(DATA SUPPLIED Opens)
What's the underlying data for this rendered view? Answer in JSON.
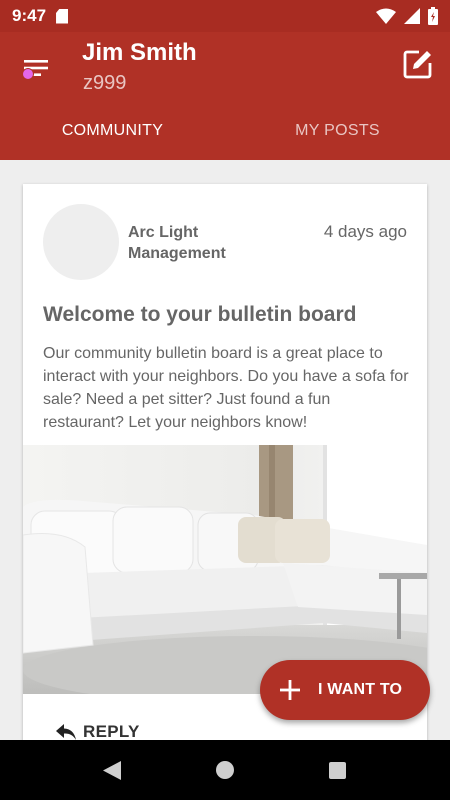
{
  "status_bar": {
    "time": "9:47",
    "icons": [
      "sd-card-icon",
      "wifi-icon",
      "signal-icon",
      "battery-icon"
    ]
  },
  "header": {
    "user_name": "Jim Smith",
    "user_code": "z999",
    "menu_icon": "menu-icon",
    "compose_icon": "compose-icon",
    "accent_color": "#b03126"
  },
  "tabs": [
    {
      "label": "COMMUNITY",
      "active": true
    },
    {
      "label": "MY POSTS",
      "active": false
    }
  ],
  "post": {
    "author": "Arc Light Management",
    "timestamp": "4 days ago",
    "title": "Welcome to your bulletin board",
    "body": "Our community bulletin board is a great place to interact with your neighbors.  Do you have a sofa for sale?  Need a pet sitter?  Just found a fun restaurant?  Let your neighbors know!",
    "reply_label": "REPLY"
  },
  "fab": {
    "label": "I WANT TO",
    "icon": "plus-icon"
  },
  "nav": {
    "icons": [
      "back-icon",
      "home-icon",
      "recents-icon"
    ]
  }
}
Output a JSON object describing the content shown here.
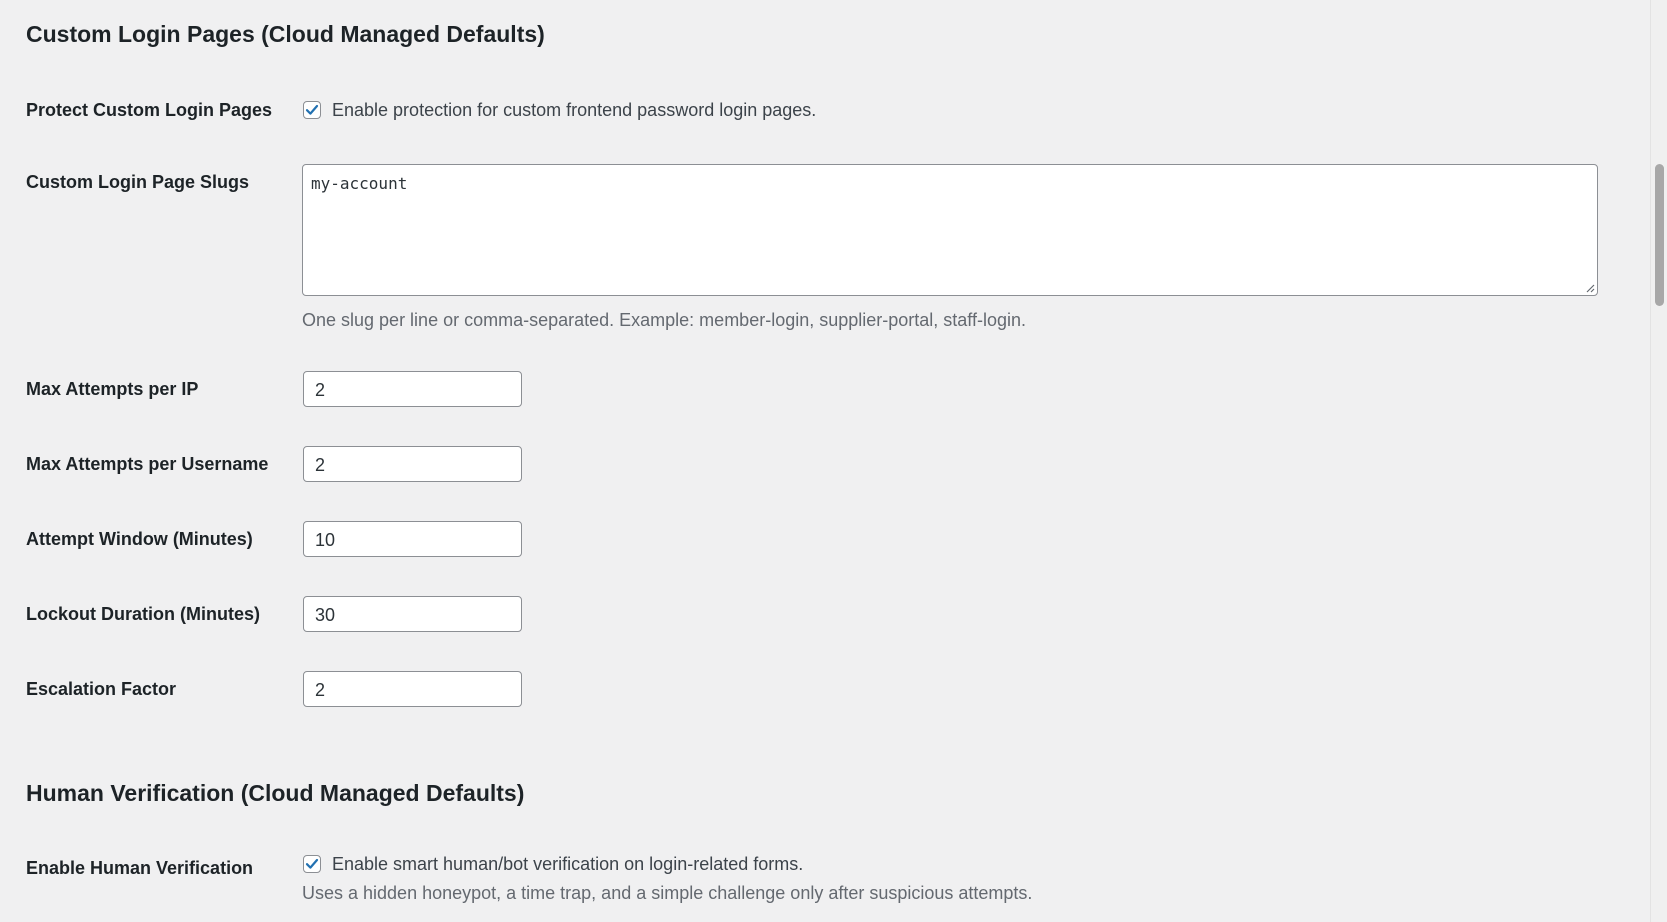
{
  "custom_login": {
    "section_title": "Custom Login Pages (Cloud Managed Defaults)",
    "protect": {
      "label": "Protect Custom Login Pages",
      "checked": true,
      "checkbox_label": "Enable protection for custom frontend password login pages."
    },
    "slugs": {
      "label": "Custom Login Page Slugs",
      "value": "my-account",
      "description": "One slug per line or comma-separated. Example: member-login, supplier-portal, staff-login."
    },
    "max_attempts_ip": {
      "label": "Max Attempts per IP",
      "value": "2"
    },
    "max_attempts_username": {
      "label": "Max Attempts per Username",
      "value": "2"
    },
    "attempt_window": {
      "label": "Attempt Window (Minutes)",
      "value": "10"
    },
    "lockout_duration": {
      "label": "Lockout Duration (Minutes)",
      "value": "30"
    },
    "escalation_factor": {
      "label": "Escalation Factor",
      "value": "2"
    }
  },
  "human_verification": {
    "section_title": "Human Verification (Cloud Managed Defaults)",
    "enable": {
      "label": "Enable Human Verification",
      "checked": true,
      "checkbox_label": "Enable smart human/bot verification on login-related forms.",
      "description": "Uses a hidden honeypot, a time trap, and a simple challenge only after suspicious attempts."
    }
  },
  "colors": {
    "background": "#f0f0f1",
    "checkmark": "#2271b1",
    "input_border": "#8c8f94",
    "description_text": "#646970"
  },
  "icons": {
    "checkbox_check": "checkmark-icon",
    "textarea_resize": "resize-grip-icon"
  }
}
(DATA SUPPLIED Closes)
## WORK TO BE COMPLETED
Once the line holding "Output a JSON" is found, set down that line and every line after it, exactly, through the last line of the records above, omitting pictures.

## RESPONSE AREA
Output a JSON object describing the content shown here.
{
  "custom_login": {
    "section_title": "Custom Login Pages (Cloud Managed Defaults)",
    "protect": {
      "label": "Protect Custom Login Pages",
      "checked": true,
      "checkbox_label": "Enable protection for custom frontend password login pages."
    },
    "slugs": {
      "label": "Custom Login Page Slugs",
      "value": "my-account",
      "description": "One slug per line or comma-separated. Example: member-login, supplier-portal, staff-login."
    },
    "max_attempts_ip": {
      "label": "Max Attempts per IP",
      "value": "2"
    },
    "max_attempts_username": {
      "label": "Max Attempts per Username",
      "value": "2"
    },
    "attempt_window": {
      "label": "Attempt Window (Minutes)",
      "value": "10"
    },
    "lockout_duration": {
      "label": "Lockout Duration (Minutes)",
      "value": "30"
    },
    "escalation_factor": {
      "label": "Escalation Factor",
      "value": "2"
    }
  },
  "human_verification": {
    "section_title": "Human Verification (Cloud Managed Defaults)",
    "enable": {
      "label": "Enable Human Verification",
      "checked": true,
      "checkbox_label": "Enable smart human/bot verification on login-related forms.",
      "description": "Uses a hidden honeypot, a time trap, and a simple challenge only after suspicious attempts."
    }
  },
  "colors": {
    "background": "#f0f0f1",
    "checkmark": "#2271b1",
    "input_border": "#8c8f94",
    "description_text": "#646970"
  },
  "icons": {
    "checkbox_check": "checkmark-icon",
    "textarea_resize": "resize-grip-icon"
  }
}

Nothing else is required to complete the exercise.